to take the apprentice
hunter out, the greater
the likelihood that
the apprentice will
eventually become a
hunter, and you could
gain a new hunting
partner to go along
with the pride of
stepping up to maintain
the hunting heritage in
Two novice hunters and their mentors
after a successful turkey hunt.
A mentor willing and able to commit to an
established relationship with an apprentice hunter
will show greater success. Being able to commit to
at least a year-long relationship is ideal.
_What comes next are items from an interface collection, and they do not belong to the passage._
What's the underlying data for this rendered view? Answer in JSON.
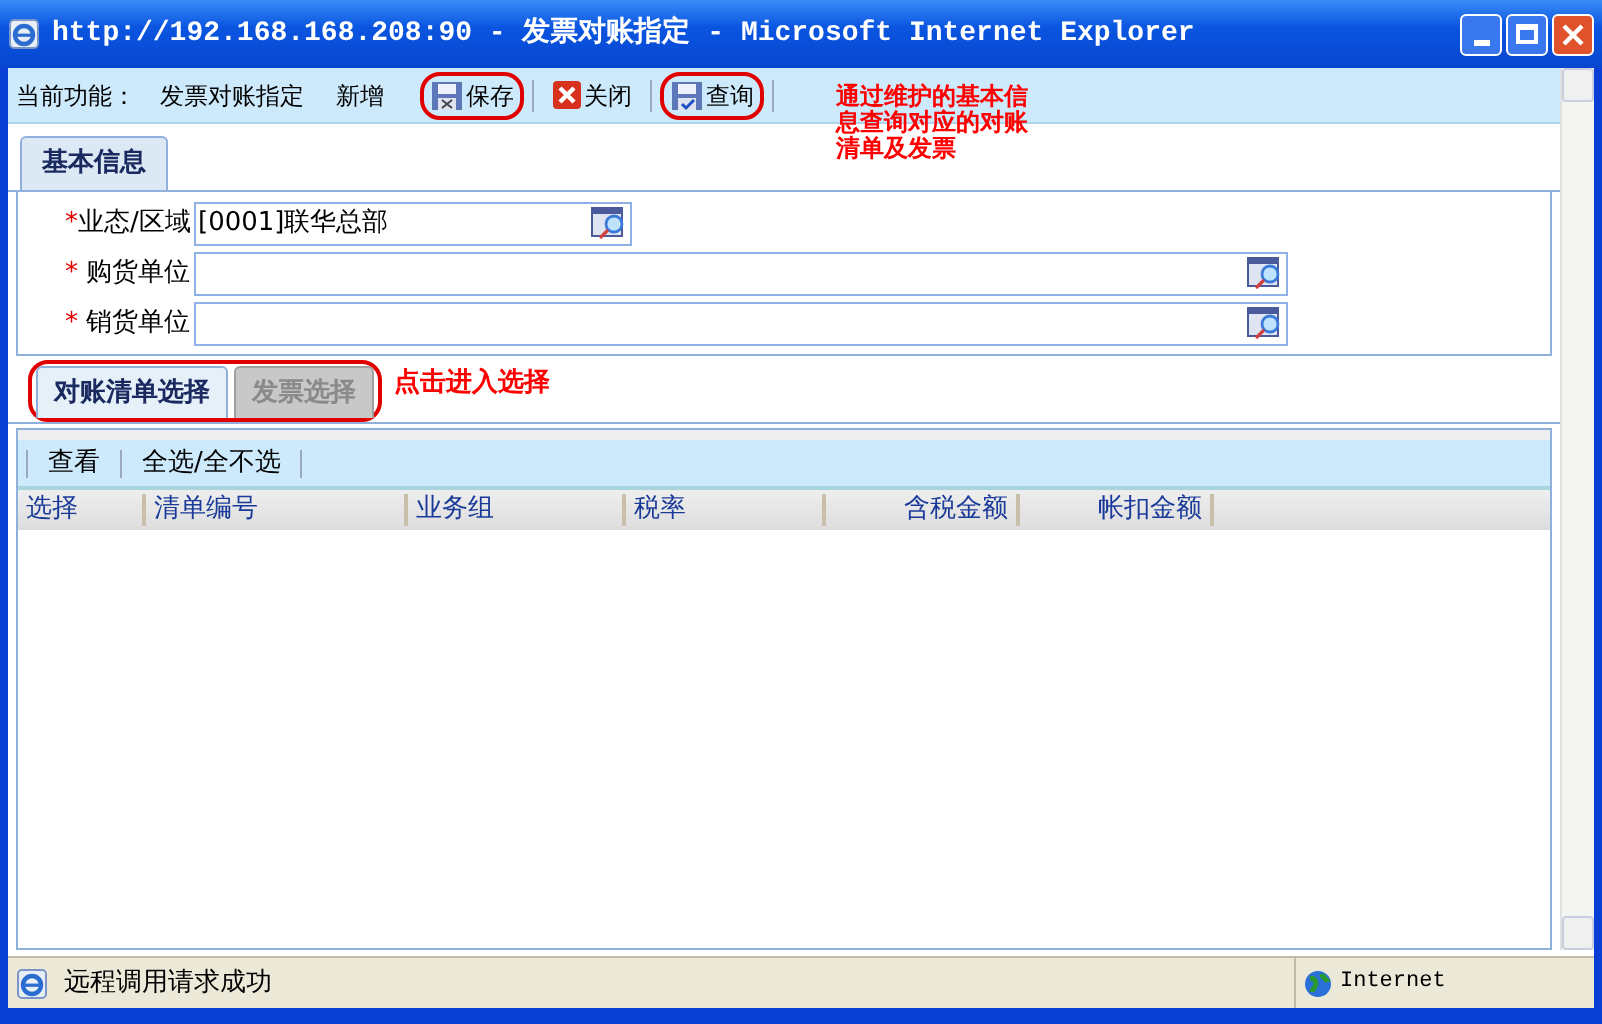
{
  "window": {
    "title": "http://192.168.168.208:90 - 发票对账指定 - Microsoft Internet Explorer"
  },
  "toolbar": {
    "function_label": "当前功能：",
    "function_name": "发票对账指定",
    "mode": "新增",
    "buttons": [
      {
        "label": "保存",
        "kind": "save",
        "circled": true
      },
      {
        "label": "关闭",
        "kind": "close",
        "circled": false
      },
      {
        "label": "查询",
        "kind": "query",
        "circled": true
      }
    ]
  },
  "toolbar_note": "通过维护的基本信息查询对应的对账清单及发票",
  "section_tab": "基本信息",
  "fields": [
    {
      "label": "业态/区域",
      "required_mark": "*",
      "value": "[0001]联华总部",
      "kind": "short"
    },
    {
      "label": "购货单位",
      "required_mark": "*",
      "kind": "long"
    },
    {
      "label": "销货单位",
      "required_mark": "*",
      "kind": "long"
    }
  ],
  "subtabs": {
    "circled": true,
    "note": "点击进入选择",
    "items": [
      {
        "label": "对账清单选择",
        "selected": true
      },
      {
        "label": "发票选择",
        "selected": false
      }
    ]
  },
  "grid_toolbar": [
    "查看",
    "全选/全不选"
  ],
  "columns": [
    {
      "label": "选择"
    },
    {
      "label": "清单编号"
    },
    {
      "label": "业务组"
    },
    {
      "label": "税率"
    },
    {
      "label": "含税金额"
    },
    {
      "label": "帐扣金额"
    }
  ],
  "status_bar": {
    "message": "远程调用请求成功",
    "zone": "Internet"
  }
}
Introducing
an apprentice hunter to a variety of different hunts
such as deer, turkey and small game over the
period of a year will likely increase the chances that
the apprentice decides to continue and practice
Finding an apprentice
The best way to find an apprentice hunter is to
reach out to a friend or family member who you
know is interested in learning to hunt. The Learn
to Hunt program can also be a good option to
find an apprentice.
You can also ask around. A co-worker or
neighbor may be interested in hunting, but may
not know how to begin. You can change this with
an introduction through Wisconsin’s Mentored
Hunting program. An apprentice does not need
to take a hunter safety course prior to obtaining
a mentored hunting license. This is a great way
for you as a mentor to introduce someone to
hunting in a very easy manner.
Visit dnr.wi.gov and search “mentored
hunting” for more information about
the Mentored Hunting program.
Learning proper firearm handling.
If you are interested in becoming
a mentor or student for an
upcoming Learn to Hunt for
Food course, or you’d like to
host one yourself, please
contact DNR’s Hunting and
Shooting Sports Coordinator,
Keith Warnke (608-576-5243;
or Hunter Recruitment and
Retention Assistant, Kelly
Written by Joshua Litvinoff
Designed by Thomas J. Senatori
Printed by Schumann Printers
The Wisconsin Department of Natural Resources provides equal opportunity in its employment, programs,
services and functions under an Affirmative Action Plan. If you have any questions, please write to Equal
Opportunity Office, Department of the Interior, Washington, DC 20240.
This publication is available in alternative format (large print, Braille, audio tape, etc.) upon request. Please
call the Department of Natural Resources Accessibility Coordinator at 608-267-7490 for more information.
Federal Aid Project
Funded by your purchase of
hunting and fishing equipment
and motor boat fuels.